Changes to Phase I Environmental Site Assessment standards may change federal environmental due diligence requirements.

At both the state and federal levels, purchasers of commercial property are required to perform certain environmental investigations in order to shield themselves from liability for contamination found after the
Read More
Changes to Phase I Environmental Site Assessment standards may change federal environmental due diligence requirements.

Appeals Court Critical of Law Firm’s “Scorched Earth” Collected Tactics in Landlord Tenant Case

Law firms hired by landlords in collection actions against tenants can be liable to pay the tenant both statutory penalties and attorneys fees if they use improper collection practices. That’s
Read More
Appeals Court Critical of Law Firm’s “Scorched Earth” Collected Tactics in Landlord Tenant Case

In the media

  • Gulf Coast Town Center facing foreclosure

    Naples Daily News, September 16, 2015

    Wells Fargo filed a lawsuit Sept. 8 against an affiliate of CBL & Associates, the owners of the decadeold, 1.2 million-square-foot mall in south Fort Myers for a $190.9 million unpaid loan.
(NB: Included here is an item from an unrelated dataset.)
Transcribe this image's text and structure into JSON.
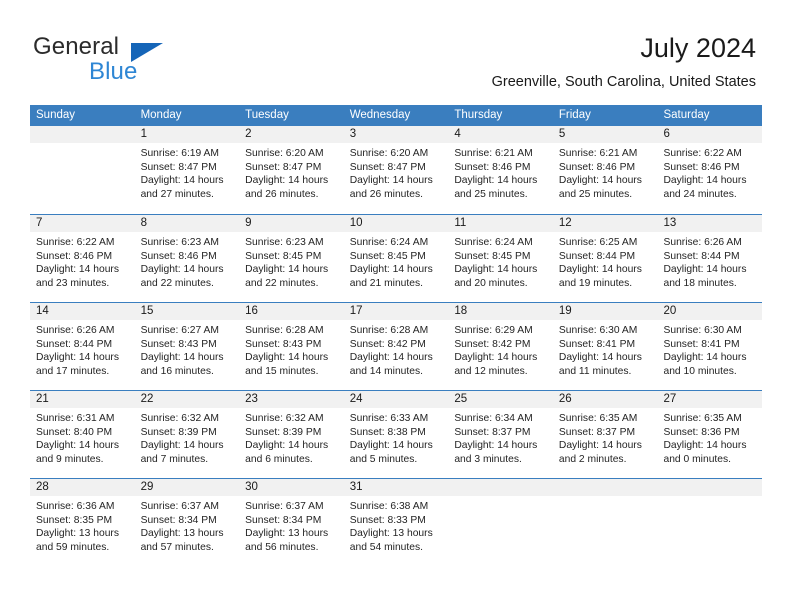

The center has 94 stores on 204 acres, with such anchors as Super Target, Belk, Best Buy, Dick’s Sporting Goods, Marshalls and Costco...

    Read More
  • Town liable for private company's leaking underground tanks, court rules

    NJ.com Jul 26, 2017

    CRANFORD -- A couple that owned a businesses in town and became sick from leaking underground tanks owned by an adjacent business can sue the township for damages because the tanks were partially ...

    Read More
  • Dark Waters: How a Class Action Catapulted NJ to Forefront of 'Forever Chemicals' Battle

    NJ Law Journal Jan 09, 2020

    As property owners become increasingly aware of PFAS contamination, and as individuals exposed to PFAS learn of the health risks associated with exposure, liability will likely affect entire supply chains.

    Read More
  1. 1
  2. 2
  3. 3
  4. 4
  5. 5
Contact Our Firm

Quick Contact Form